▸ **EXERCISE REQUIREMENTS**:
Whenever a line in the data contains "icon", show that line.
==== DATASET RECORDS
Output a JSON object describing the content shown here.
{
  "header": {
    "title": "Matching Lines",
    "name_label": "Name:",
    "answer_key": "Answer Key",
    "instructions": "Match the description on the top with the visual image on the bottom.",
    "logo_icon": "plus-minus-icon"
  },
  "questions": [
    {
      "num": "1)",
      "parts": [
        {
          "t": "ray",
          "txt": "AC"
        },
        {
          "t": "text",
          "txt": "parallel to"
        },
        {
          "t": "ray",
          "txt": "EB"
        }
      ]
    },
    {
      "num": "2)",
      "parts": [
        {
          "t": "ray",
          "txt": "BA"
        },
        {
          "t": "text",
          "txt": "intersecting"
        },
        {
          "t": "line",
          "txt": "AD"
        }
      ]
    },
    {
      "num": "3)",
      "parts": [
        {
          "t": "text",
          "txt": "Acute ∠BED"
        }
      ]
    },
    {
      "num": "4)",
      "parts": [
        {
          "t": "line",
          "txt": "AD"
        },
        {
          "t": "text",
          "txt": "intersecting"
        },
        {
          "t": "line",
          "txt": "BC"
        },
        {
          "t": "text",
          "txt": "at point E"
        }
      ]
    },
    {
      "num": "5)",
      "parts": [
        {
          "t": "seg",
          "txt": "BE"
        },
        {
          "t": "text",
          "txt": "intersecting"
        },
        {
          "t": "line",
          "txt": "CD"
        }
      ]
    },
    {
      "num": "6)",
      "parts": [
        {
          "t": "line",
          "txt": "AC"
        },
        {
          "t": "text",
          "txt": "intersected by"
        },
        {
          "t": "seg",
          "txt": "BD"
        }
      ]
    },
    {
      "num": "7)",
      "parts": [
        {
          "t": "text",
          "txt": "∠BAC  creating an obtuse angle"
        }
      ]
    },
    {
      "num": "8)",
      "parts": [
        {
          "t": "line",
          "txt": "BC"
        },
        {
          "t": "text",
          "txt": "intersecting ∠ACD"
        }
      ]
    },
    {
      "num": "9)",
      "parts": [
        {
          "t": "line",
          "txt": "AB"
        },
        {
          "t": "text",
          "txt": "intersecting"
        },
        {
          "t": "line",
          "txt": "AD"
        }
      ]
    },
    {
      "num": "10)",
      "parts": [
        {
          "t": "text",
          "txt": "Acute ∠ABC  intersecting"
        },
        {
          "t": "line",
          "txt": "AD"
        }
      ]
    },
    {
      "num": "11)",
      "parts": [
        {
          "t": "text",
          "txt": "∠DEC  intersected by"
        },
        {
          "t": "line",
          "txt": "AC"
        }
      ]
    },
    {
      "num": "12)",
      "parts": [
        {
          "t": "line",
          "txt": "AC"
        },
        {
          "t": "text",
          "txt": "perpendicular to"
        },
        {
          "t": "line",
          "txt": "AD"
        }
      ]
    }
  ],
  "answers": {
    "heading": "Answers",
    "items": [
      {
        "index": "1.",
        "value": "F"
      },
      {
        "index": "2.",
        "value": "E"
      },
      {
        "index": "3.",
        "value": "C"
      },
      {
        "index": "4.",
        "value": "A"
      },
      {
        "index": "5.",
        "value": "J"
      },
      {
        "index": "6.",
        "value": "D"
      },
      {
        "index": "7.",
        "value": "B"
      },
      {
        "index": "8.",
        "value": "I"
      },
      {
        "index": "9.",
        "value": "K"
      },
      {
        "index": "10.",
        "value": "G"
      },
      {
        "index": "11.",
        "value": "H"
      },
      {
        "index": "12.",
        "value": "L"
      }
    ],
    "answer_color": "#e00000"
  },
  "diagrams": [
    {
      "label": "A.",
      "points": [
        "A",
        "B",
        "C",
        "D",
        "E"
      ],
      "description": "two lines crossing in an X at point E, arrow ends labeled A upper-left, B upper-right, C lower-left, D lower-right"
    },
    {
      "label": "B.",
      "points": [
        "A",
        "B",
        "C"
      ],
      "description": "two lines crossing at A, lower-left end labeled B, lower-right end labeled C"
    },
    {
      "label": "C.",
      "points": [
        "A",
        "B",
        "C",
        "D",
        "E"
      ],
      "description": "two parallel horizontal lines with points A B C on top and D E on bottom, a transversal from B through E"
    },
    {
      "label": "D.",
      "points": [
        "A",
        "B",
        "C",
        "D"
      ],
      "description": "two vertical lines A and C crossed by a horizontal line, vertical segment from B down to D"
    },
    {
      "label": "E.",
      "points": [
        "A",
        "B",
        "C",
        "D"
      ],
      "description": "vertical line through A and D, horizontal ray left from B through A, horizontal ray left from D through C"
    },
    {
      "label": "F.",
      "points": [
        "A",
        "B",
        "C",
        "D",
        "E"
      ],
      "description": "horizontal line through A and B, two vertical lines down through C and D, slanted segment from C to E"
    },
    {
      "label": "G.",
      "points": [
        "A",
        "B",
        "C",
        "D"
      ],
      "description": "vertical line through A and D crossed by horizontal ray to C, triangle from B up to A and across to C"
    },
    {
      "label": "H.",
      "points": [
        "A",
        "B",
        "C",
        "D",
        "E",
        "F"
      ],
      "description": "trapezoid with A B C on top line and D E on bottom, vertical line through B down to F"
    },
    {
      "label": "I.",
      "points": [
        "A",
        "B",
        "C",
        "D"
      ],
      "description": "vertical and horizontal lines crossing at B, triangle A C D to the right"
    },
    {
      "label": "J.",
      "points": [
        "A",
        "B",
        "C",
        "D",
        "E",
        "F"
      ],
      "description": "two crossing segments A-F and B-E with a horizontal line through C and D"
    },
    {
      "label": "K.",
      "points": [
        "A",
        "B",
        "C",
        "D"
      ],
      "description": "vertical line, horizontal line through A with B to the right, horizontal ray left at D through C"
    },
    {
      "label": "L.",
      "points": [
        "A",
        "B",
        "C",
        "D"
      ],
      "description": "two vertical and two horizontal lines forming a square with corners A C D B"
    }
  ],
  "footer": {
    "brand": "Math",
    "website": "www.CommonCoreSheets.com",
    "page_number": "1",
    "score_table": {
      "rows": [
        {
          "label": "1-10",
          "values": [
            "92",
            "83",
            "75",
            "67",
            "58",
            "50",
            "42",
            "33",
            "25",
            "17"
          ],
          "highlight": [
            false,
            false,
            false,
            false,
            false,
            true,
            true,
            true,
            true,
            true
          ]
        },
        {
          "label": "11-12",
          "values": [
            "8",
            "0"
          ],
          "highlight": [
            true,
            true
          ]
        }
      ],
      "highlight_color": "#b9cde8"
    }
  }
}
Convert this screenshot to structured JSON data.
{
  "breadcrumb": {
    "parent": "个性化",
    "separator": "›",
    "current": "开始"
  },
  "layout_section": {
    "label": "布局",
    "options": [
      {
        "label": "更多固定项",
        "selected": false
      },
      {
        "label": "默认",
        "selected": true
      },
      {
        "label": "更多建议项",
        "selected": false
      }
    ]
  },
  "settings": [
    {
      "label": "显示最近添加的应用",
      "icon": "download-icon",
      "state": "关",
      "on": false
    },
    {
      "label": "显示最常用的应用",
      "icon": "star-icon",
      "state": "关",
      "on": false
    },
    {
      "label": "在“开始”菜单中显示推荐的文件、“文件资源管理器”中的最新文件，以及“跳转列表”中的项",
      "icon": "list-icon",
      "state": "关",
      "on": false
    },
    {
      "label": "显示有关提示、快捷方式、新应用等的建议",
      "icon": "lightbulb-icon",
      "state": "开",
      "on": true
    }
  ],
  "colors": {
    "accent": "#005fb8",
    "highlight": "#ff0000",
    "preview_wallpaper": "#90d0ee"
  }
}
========
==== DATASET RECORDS
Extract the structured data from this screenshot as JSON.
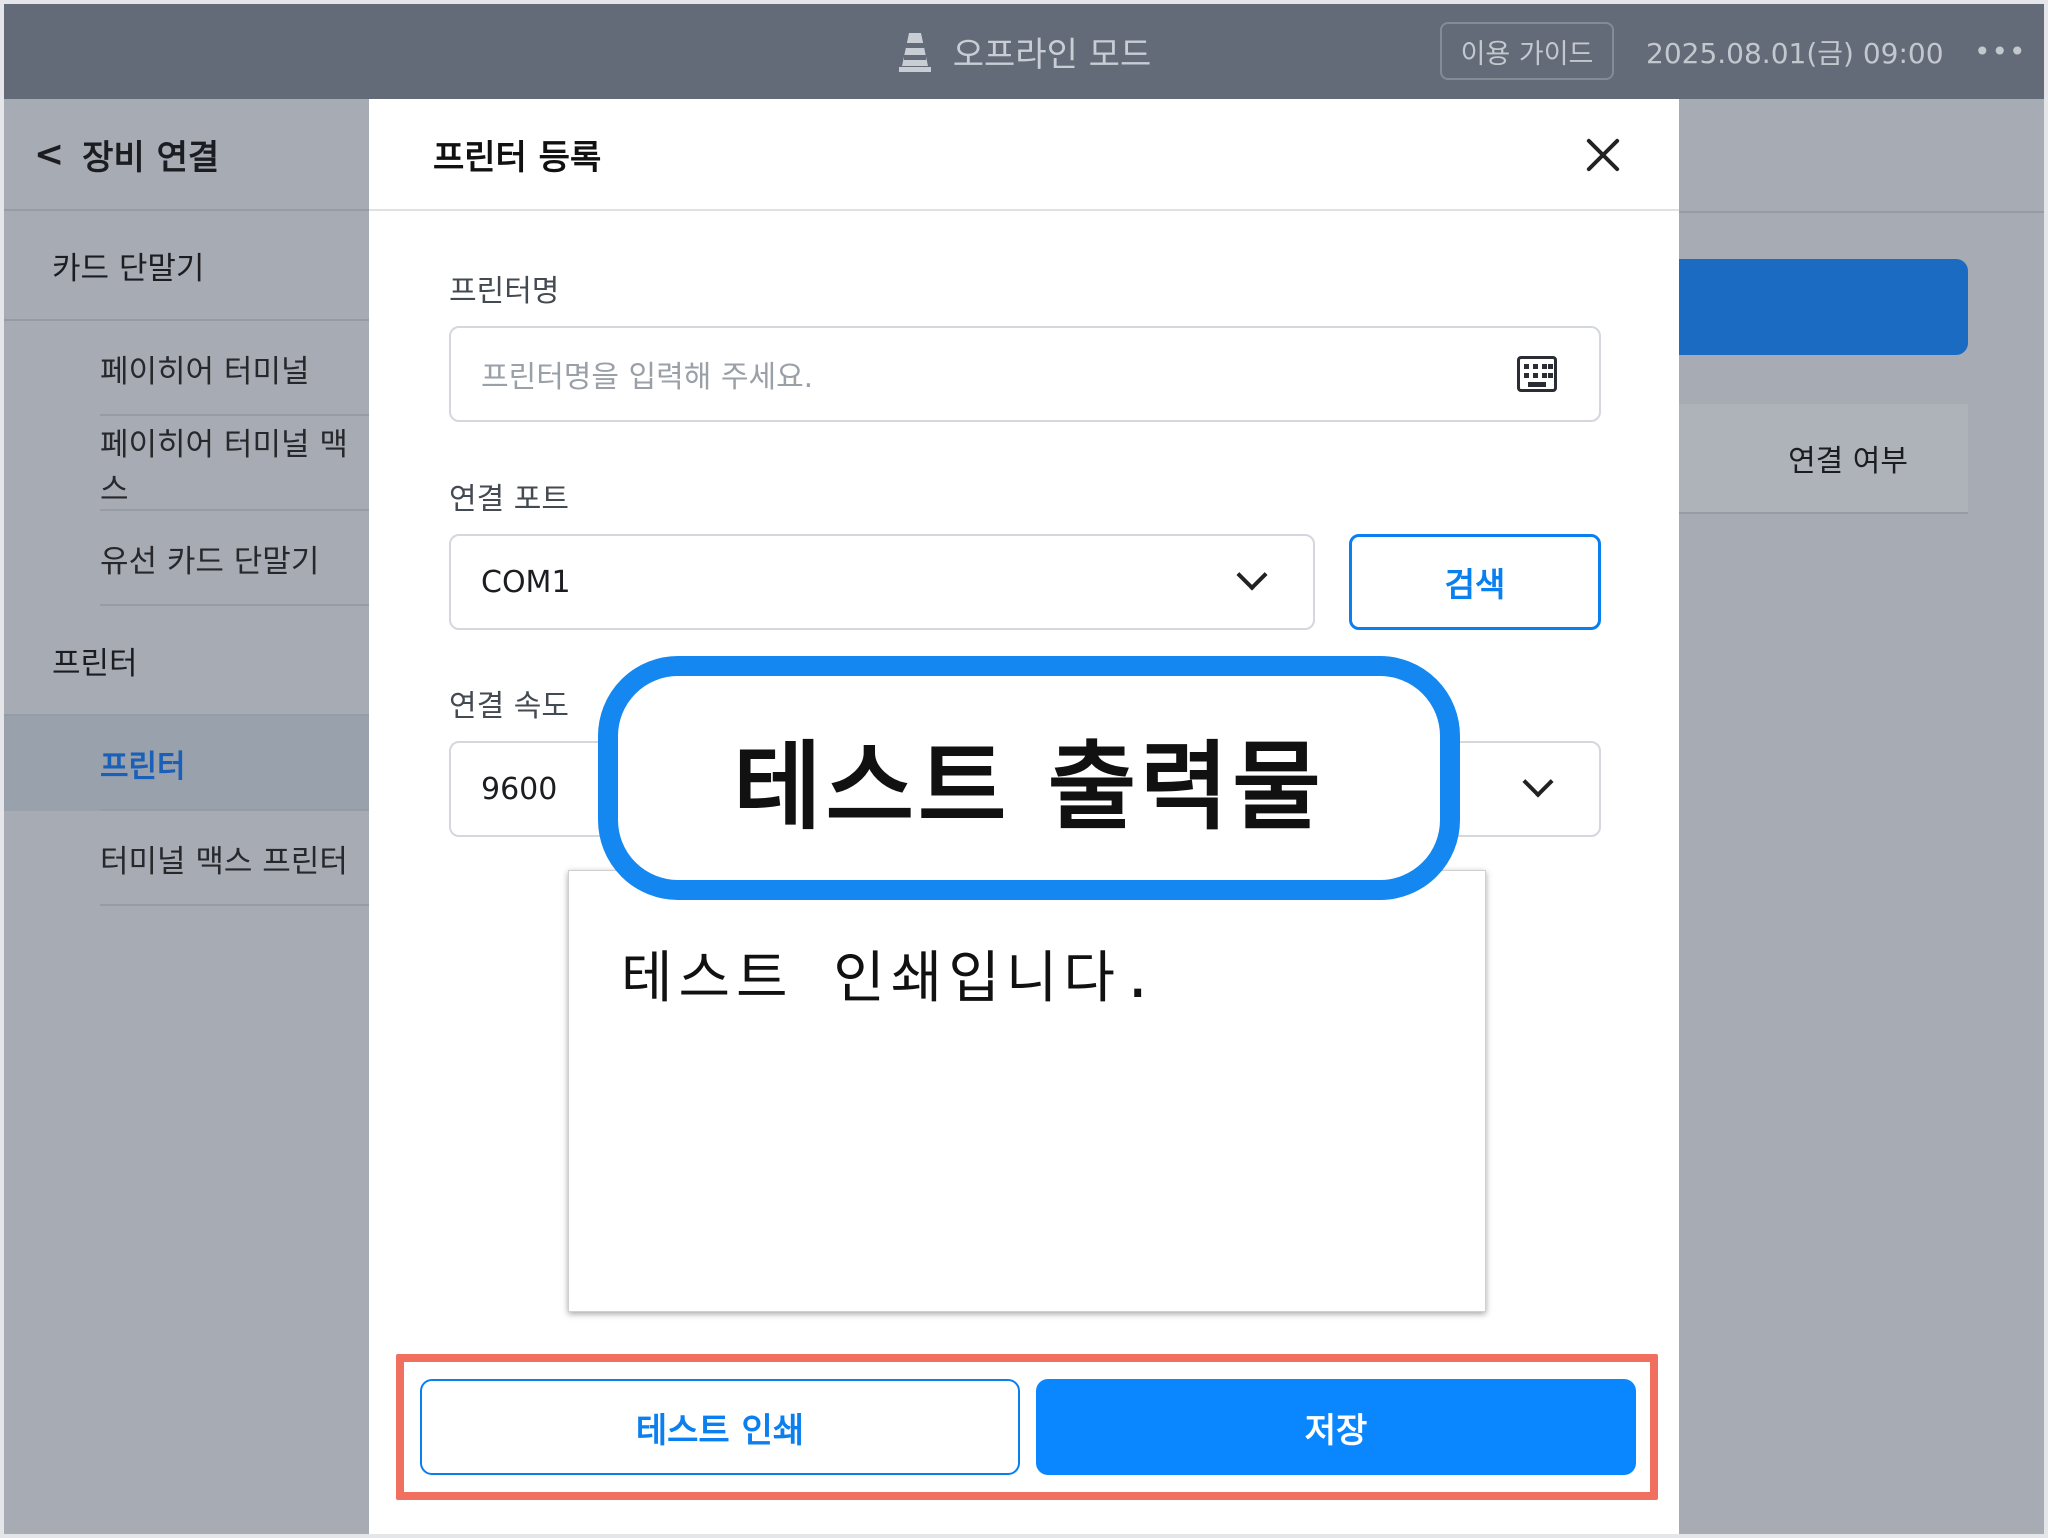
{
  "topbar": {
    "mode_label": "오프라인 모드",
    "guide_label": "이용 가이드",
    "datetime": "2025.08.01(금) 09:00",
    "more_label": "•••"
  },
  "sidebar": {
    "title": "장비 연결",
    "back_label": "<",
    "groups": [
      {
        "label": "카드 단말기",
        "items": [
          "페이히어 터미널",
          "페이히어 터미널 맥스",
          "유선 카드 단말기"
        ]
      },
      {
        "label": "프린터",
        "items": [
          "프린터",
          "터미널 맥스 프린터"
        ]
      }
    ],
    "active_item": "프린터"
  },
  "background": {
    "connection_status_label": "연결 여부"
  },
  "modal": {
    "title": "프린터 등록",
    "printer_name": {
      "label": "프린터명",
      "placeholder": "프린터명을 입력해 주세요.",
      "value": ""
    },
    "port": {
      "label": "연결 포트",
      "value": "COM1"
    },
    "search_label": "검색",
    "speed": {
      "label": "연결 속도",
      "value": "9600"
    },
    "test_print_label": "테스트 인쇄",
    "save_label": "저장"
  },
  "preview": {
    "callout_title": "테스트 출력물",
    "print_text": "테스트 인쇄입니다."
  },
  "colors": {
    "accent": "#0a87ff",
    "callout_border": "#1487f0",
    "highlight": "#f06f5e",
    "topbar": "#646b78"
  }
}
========
▸ **RESPONSE AREA**:
    "logo_icon": "plus-minus-icon"
      "icon": "download-icon",
      "icon": "star-icon",
      "icon": "list-icon",
      "icon": "lightbulb-icon",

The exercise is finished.